From: RETRACTED ARTICLE: Improving the measurement of alexithymia in autistic adults: a psychometric investigation and refinement of the twenty-item Toronto Alexithymia Scale

TAS-20 Item # χ2(5) pFDR wABC ESSD Parametersa
1 35.30 < 0.001 0.089 − 0.018 a1, d1, d2
2 23.18 < 0.001 0.164 0.157 d2, d3
3 65.10 < 0.001 0.433b 0.670b d2, d3, d4
9 26.03 < 0.001 0.064 − 0.021 d1
11 30.47 < 0.001 0.165 0.001 a1, d2, d3
12 30.19 < 0.001 0.149 − 0.187 d1

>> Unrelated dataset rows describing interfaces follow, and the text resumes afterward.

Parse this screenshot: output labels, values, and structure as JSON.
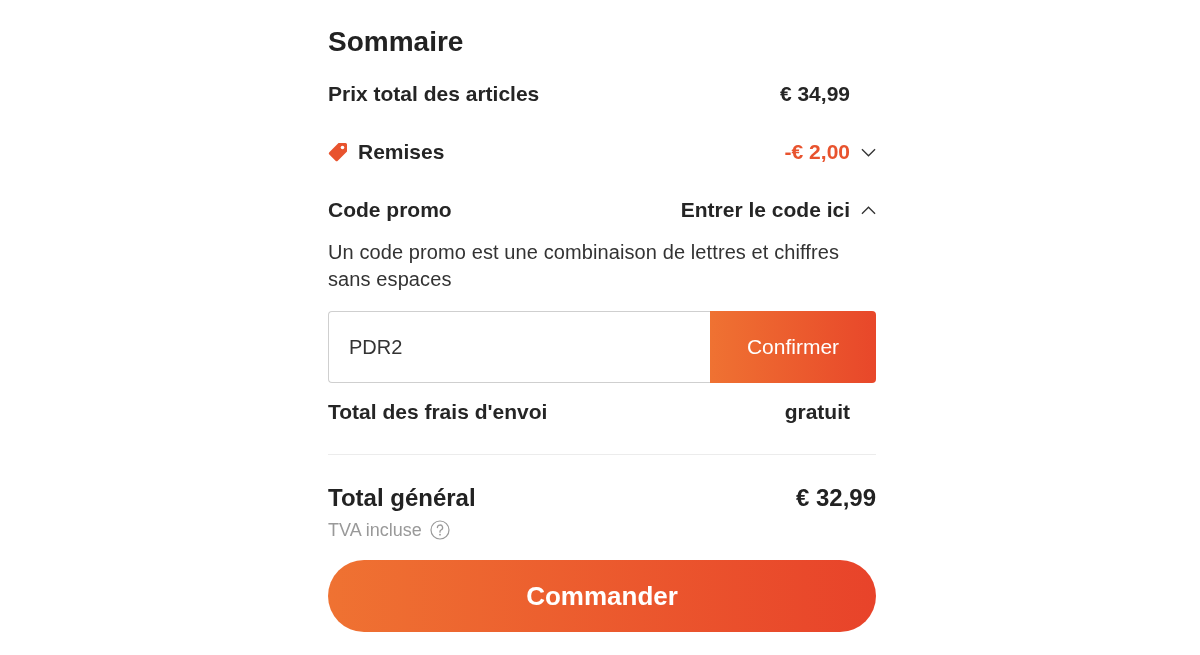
{
  "summary": {
    "title": "Sommaire",
    "rows": [
      {
        "kind": "line",
        "label": "Prix total des articles",
        "value": "€ 34,99"
      },
      {
        "kind": "discount",
        "label": "Remises",
        "value": "-€ 2,00",
        "expanded": false
      },
      {
        "kind": "promo",
        "label": "Code promo",
        "value": "Entrer le code ici",
        "expanded": true,
        "hint": "Un code promo est une combinaison de lettres et chiffres sans espaces",
        "input": {
          "value": "PDR2"
        },
        "button": "Confirmer"
      },
      {
        "kind": "line",
        "label": "Total des frais d'envoi",
        "value": "gratuit"
      }
    ],
    "total": {
      "label": "Total général",
      "value": "€ 32,99",
      "note": "TVA incluse"
    },
    "checkout_button": "Commander"
  }
}
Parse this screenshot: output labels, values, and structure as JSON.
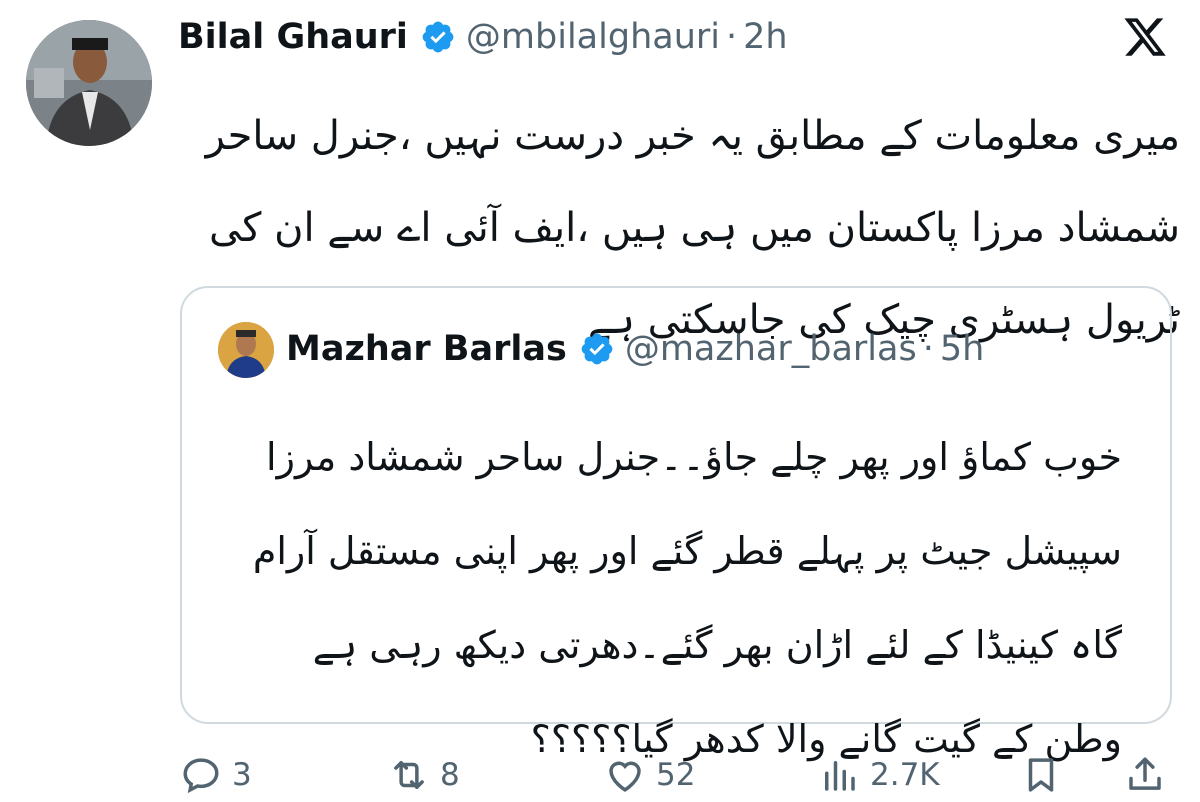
{
  "tweet": {
    "author_name": "Bilal Ghauri",
    "handle": "@mbilalghauri",
    "separator": "·",
    "time": "2h",
    "text": "میری معلومات کے مطابق یہ خبر درست نہیں ،جنرل ساحر شمشاد مرزا پاکستان میں ہی ہیں ،ایف آئی اے سے ان کی ٹریول ہسٹری چیک کی جاسکتی ہے"
  },
  "quote": {
    "author_name": "Mazhar Barlas",
    "handle": "@mazhar_barlas",
    "separator": "·",
    "time": "5h",
    "text": "خوب کماؤ اور پھر چلے جاؤ۔۔جنرل ساحر شمشاد مرزا سپیشل جیٹ پر پہلے قطر گئے اور پھر اپنی مستقل آرام گاہ کینیڈا کے لئے اڑان بھر گئے۔دھرتی دیکھ رہی ہے وطن کے گیت گانے والا کدھر گیا؟؟؟؟؟"
  },
  "actions": {
    "replies": "3",
    "reposts": "8",
    "likes": "52",
    "views": "2.7K"
  },
  "colors": {
    "verified": "#1d9bf0",
    "text": "#0f1419",
    "secondary": "#536471",
    "border": "#cfd9de"
  },
  "icons": [
    "verified-icon",
    "x-logo-icon",
    "reply-icon",
    "repost-icon",
    "like-icon",
    "views-icon",
    "bookmark-icon",
    "share-icon"
  ]
}
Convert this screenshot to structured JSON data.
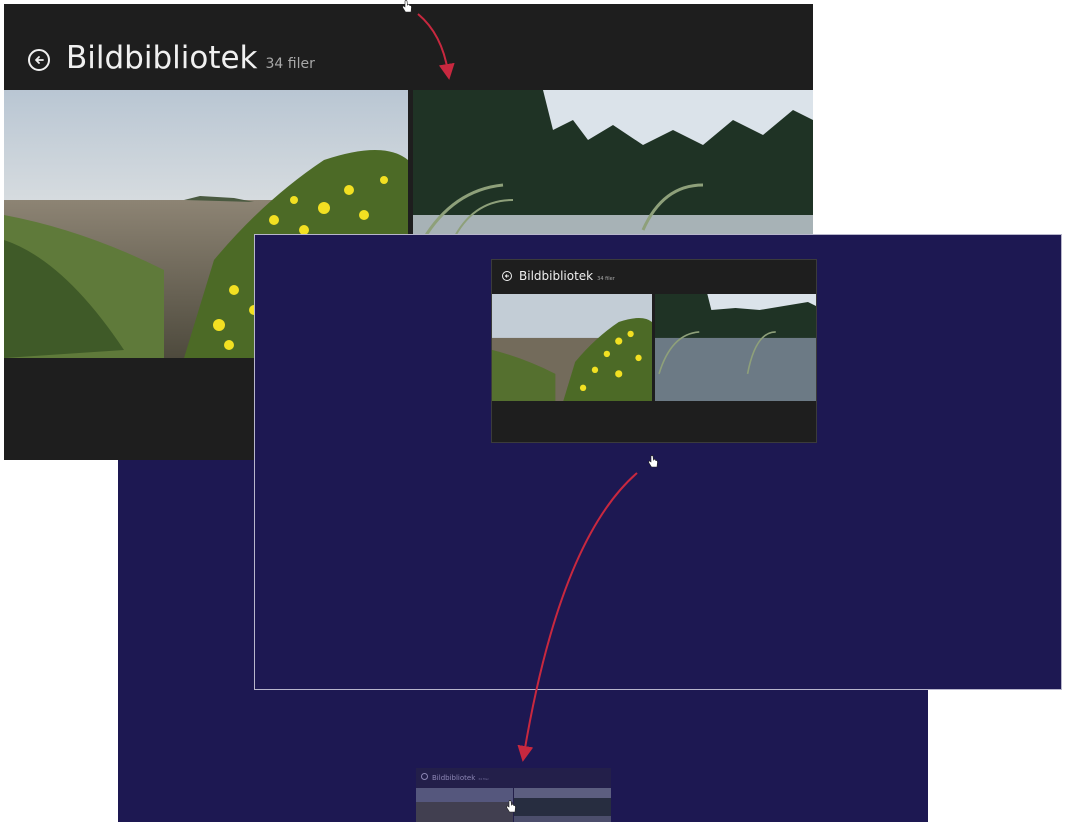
{
  "colors": {
    "start_screen": "#1d1852",
    "app_background": "#1e1e1e",
    "title_text": "#f0f0f0",
    "count_text": "#a8a8a8",
    "arrow": "#c8283f"
  },
  "app": {
    "title": "Bildbibliotek",
    "file_count": "34 filer",
    "back_icon": "back-arrow-circle-icon",
    "photos": [
      "meadow-with-yellow-flowers",
      "forest-river"
    ]
  },
  "gesture": {
    "cursor_icon": "hand-cursor-icon",
    "arrow_icon": "curved-arrow-icon"
  }
}
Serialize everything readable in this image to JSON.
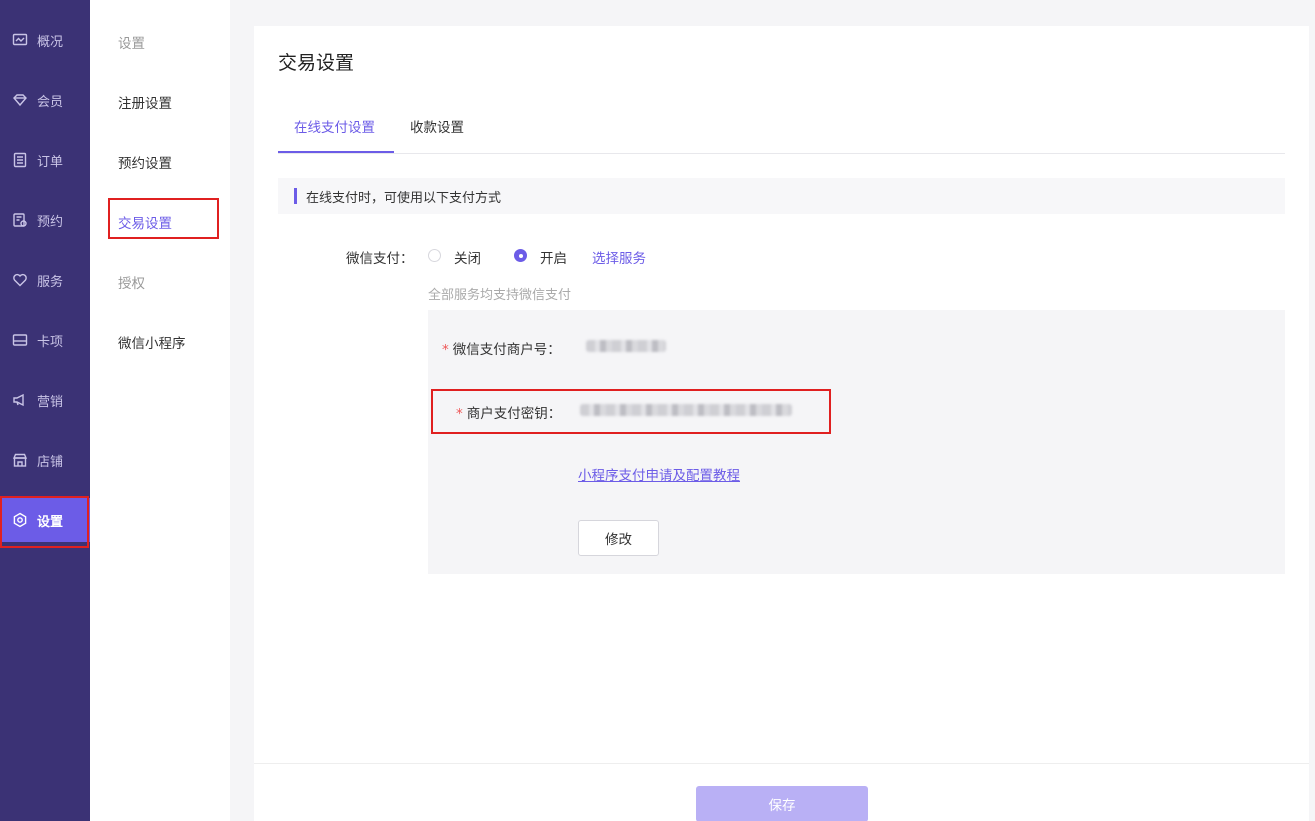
{
  "nav": {
    "items": [
      {
        "label": "概况",
        "icon": "chart-icon"
      },
      {
        "label": "会员",
        "icon": "diamond-icon"
      },
      {
        "label": "订单",
        "icon": "list-icon"
      },
      {
        "label": "预约",
        "icon": "calendar-icon"
      },
      {
        "label": "服务",
        "icon": "heart-icon"
      },
      {
        "label": "卡项",
        "icon": "card-icon"
      },
      {
        "label": "营销",
        "icon": "megaphone-icon"
      },
      {
        "label": "店铺",
        "icon": "store-icon"
      },
      {
        "label": "设置",
        "icon": "gear-icon",
        "active": true
      }
    ]
  },
  "subnav": {
    "header": "设置",
    "items": [
      "注册设置",
      "预约设置",
      "交易设置",
      "授权",
      "微信小程序"
    ],
    "active": "交易设置"
  },
  "page": {
    "title": "交易设置",
    "tabs": [
      {
        "label": "在线支付设置",
        "active": true
      },
      {
        "label": "收款设置",
        "active": false
      }
    ],
    "notice": "在线支付时，可使用以下支付方式"
  },
  "wechat_pay": {
    "label": "微信支付：",
    "option_off": "关闭",
    "option_on": "开启",
    "selected": "开启",
    "select_service": "选择服务",
    "hint": "全部服务均支持微信支付",
    "merchant_id_label": "微信支付商户号：",
    "merchant_key_label": "商户支付密钥：",
    "required_mark": "*",
    "tutorial_link": "小程序支付申请及配置教程",
    "edit_button": "修改"
  },
  "footer": {
    "save_button": "保存"
  },
  "colors": {
    "nav_bg": "#3b3275",
    "accent": "#6c5ce7",
    "save_disabled": "#b9b0f5",
    "highlight_box": "#e02020"
  }
}
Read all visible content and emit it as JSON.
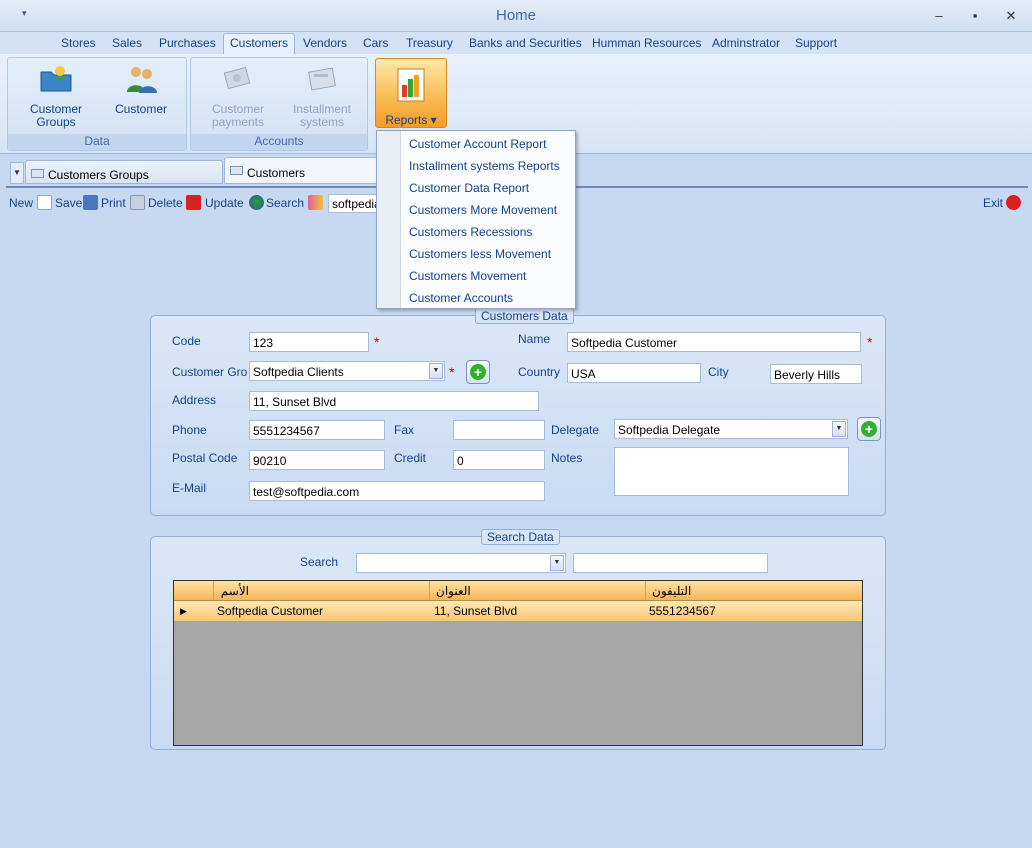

13 57.66 < 0.001 0.064 − 0.022 a1, d1, d2, d3, d4
14 61.90 < 0.001 0.031 − 0.022 a1, d1, d2, d3, d4
  1. Results indicate omnibus Wald tests of differential item functioning using the iterative anchor-selection method of Cao et al. [137]. P values (pFDR) are corrected for a 5% false discovery rate using the Benjamini–Hochberg procedure. Parameters that were significantly different between groups when tested alone with follow-up Wald tests (pFDR < 0.05) are indicated in the Parameters column
  2. wABC weighted area between curves, ESSD expected score standardized difference (in Cohen’s d metric), a1 slope parameter, d1d4 item intercept parameters (i.e., item “difficulty” parameters)
  3. aParameters in bold are larger (i.e., more discriminating for a parameters and “easier” for d parameters) in the autistic group. Larger values of a indicate that the item is more strongly related to the latent trait in autistic adults, whereas larger values of d indicate that a given item response is endorsed at lower latent trait levels in autistic adults relative to the general population
  4. bPractically significant DIF (i.e., wABC > 0.3)